Records provided Start Marker

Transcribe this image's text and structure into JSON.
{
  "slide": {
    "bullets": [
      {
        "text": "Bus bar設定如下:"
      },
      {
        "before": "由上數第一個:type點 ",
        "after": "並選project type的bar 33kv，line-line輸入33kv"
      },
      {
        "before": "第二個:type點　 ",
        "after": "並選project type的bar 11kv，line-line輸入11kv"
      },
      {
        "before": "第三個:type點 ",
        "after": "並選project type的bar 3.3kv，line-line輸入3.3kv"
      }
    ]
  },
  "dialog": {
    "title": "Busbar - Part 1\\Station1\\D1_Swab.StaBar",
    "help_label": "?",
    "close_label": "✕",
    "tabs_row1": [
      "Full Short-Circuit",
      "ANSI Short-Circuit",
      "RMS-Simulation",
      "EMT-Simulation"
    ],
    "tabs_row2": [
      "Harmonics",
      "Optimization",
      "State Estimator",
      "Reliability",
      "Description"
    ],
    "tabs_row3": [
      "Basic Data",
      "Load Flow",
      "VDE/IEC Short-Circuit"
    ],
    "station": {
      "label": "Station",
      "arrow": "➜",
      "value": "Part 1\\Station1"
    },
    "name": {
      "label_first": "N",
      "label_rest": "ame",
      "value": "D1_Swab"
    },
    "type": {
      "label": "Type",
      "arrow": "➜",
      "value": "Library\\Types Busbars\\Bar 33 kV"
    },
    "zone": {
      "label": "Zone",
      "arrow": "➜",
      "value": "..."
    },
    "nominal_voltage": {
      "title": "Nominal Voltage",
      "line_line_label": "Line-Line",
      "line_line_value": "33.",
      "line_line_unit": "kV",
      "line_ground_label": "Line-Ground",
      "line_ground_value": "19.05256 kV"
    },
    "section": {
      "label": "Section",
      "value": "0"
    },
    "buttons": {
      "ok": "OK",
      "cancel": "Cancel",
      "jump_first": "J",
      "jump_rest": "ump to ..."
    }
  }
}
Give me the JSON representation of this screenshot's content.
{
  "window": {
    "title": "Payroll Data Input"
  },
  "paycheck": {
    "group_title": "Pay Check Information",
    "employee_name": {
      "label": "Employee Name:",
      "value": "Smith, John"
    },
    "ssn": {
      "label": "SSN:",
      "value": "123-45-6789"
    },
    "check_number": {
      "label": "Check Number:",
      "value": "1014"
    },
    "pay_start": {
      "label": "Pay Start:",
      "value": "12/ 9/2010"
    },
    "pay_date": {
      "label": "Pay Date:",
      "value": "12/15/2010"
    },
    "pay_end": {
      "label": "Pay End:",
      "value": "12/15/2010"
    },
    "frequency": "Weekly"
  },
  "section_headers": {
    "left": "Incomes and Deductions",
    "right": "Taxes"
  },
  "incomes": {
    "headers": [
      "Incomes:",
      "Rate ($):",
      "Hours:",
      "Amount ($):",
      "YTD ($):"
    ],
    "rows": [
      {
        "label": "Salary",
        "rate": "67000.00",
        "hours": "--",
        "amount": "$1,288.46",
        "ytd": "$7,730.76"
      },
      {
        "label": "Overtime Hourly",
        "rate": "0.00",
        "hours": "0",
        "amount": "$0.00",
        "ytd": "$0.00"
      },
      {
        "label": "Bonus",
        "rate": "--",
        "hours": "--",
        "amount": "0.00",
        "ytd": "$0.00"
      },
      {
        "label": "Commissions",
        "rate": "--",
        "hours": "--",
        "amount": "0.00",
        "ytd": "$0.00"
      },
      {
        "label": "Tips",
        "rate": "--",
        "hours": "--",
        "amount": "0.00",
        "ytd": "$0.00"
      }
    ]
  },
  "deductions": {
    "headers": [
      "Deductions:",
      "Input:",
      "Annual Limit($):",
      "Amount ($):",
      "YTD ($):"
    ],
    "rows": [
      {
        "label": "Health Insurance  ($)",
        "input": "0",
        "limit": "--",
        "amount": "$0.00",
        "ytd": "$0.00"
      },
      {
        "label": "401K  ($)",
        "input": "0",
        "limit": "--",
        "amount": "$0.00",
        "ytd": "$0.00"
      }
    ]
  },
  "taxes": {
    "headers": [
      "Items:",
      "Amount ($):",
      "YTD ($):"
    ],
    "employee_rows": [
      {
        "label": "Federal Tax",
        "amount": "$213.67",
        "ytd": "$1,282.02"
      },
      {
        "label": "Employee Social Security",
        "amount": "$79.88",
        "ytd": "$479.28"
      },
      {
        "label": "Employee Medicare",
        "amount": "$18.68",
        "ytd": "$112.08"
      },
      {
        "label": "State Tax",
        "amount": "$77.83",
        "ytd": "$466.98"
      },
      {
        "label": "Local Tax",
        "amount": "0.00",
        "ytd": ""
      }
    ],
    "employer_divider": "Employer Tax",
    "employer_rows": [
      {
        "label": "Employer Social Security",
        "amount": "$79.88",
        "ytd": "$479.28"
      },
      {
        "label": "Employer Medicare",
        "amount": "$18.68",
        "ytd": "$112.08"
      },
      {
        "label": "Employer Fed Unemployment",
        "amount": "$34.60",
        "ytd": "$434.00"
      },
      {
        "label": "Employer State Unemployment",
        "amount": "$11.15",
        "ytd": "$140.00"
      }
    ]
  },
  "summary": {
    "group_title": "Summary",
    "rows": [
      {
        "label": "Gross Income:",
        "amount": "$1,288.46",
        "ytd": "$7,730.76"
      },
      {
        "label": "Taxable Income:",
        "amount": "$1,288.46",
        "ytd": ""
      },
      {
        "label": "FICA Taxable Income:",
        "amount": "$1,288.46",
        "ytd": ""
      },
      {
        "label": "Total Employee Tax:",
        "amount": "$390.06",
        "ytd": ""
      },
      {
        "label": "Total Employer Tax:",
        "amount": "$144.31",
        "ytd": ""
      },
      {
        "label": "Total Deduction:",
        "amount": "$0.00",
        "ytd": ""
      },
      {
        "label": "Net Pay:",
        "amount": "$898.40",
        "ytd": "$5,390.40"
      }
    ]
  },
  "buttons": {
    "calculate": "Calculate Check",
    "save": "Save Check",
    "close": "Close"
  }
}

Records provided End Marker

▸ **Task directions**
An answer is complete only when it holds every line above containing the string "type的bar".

▸ **Result for this exercise**
        "after": "並選project type的bar 33kv，line-line輸入33kv"
        "after": "並選project type的bar 11kv，line-line輸入11kv"
        "after": "並選project type的bar 3.3kv，line-line輸入3.3kv"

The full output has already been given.